2. In a Newtonian, simply making the diagonal too small can limit the aperture. If it can’t reflect rays coming from the edge of the mirror, they won’t get into the image plane. So, if you look into the focuser of a Newtonian and can’t see the entire mirror, the diagonal mirror is also functioning as an aperture stop. Such a telescope needs to have the spacing between the primary and secondary increased.

3. In a Cassegrain, the size of the secondary mirror can limit the aperture if it’s too small. If you look into the focuser of a Cass and you can’t see the edge of the corrector, the secondary is limiting the aperture of the telescope.

4. In binoculars, the aperture of the objective can be limited by using prisms that are too small for the cone of light coming from the objective. A little more about this later.

If a stop is lurking in your telescope or binocular, and either limits your field of view or, even worse, your aperture, we say that it’s either vignetting the field or the aperture. Vignetting of the field is a fact of life that designers face every day.

How can you determine if you have a stop that’s limiting the aperture of you objective? It’s fairly easy. Get a caliper and place it so that its jaws just touch the exit pupil as you see it from well behind your telescope. The diameter of the exit pupil you measure better be very close to the power divided into the diameter of your objective, as the equation above would indicate. If it is, the objective isn’t being vignetted by a stop inside your telescope or binocular. (Another way of doing this is to shine a laser beam into the very edge of the objective parallel to the optical axis. If the beam makes it out of the eyepiece and into the exit pupil, there is no vignetting of the aperture. Just be sure that your laser beam doesn’t enter yours or anyone else’s eye!)

Finally, you can get an idea how the field of your binocular or telescope is being vignetted by looking at the exit pupil as you move your view from on-axis farther and farther off-axis. Here’s how:

-When you’re on axis, the exit pupil should be perfectly circular. If you see any deviation from this, such as a straight line cutting the edge of the exit pupil, there’s something awry inside. This is common with cheap binoculars with small prisms.

-When you move your eye off axis, the exit pupil will appear to be more and more elliptical. That’s due to foreshortening. It’s no different than how my circular kitchen table looks when I’m looking at it from the doorway. I’m not directly over it, so the diameter in my line of vision looks shorter than the diameter at right angles to my line of vision. I know it’s a circular table, but, due to my perspective, it appears elliptical. This foreshortening of the exit pupil doesn’t mean that the exit pupil is being vignetted!

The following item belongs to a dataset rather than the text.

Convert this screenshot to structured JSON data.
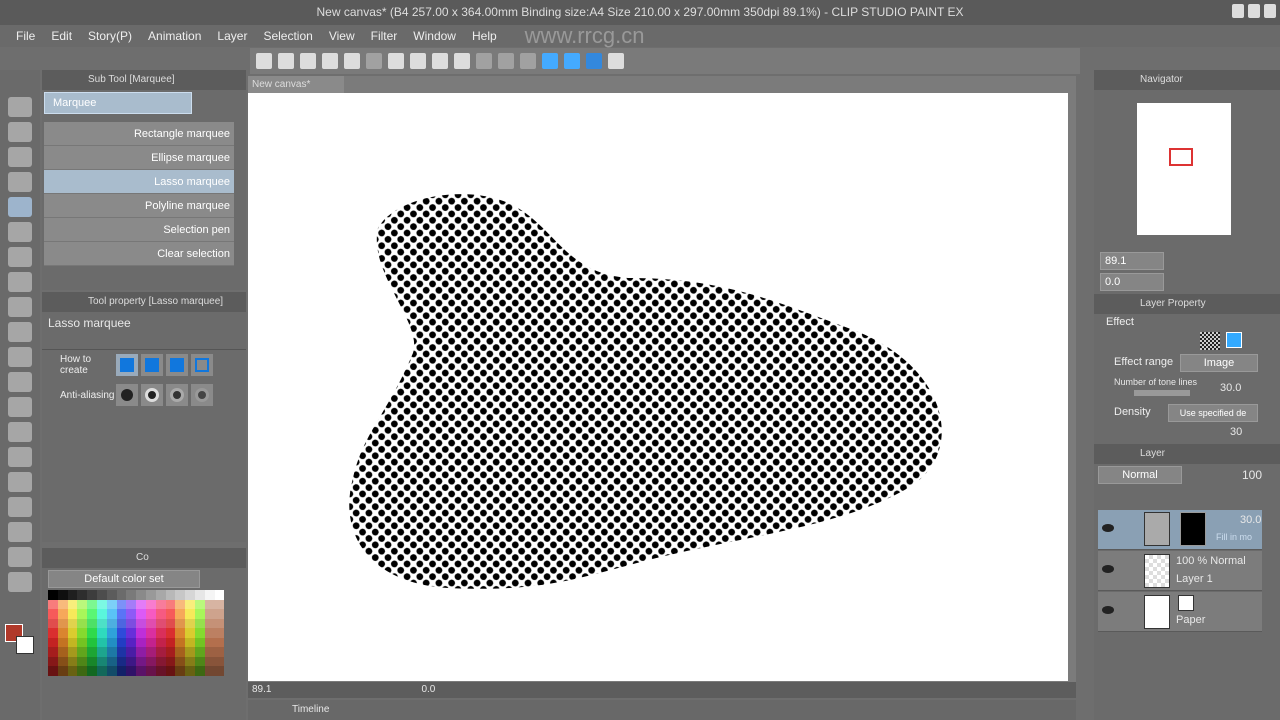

-As you continue to move your view off axis, you’ll likely see the elliptical exit pupil turn into a “cat’s eye”, as the exit pupil is finally vignetted by a stop inside the instrument. This isn’t any kind of disaster. Rather, it just means that, at some point in the field of your telescope, a stop inside is vignetting the field. Almost all telescopes, with the exception of fast, premium refractors, have modest vignetting of the outer half of their fields at low power. It’s the result of various design compromises their designeres had to make.

-As you move your view even farther off axis, the exit pupil gets really ugly. The “cat’s eye” is cut off by the edge of the eye lens of the eyepiece. Don’t be alarmed by this. You’d not want to pay for an eyepiece with lenses big enough to prevent this!

OK! Nap time is over! Wasn’t that exciting? Well, alright. It wasn’t something you’re going to discuss around the water cooler tomorrow. But I hope it’s sharpened up your understanding of the ins an outs of how a telescope operates and what the exit pupil is and isn’t.

I promise that the next column will be a bit more exciting. I’ll be venturing into the world of SETI, a “Big Ear”, and practical jokes. You might want to listen in….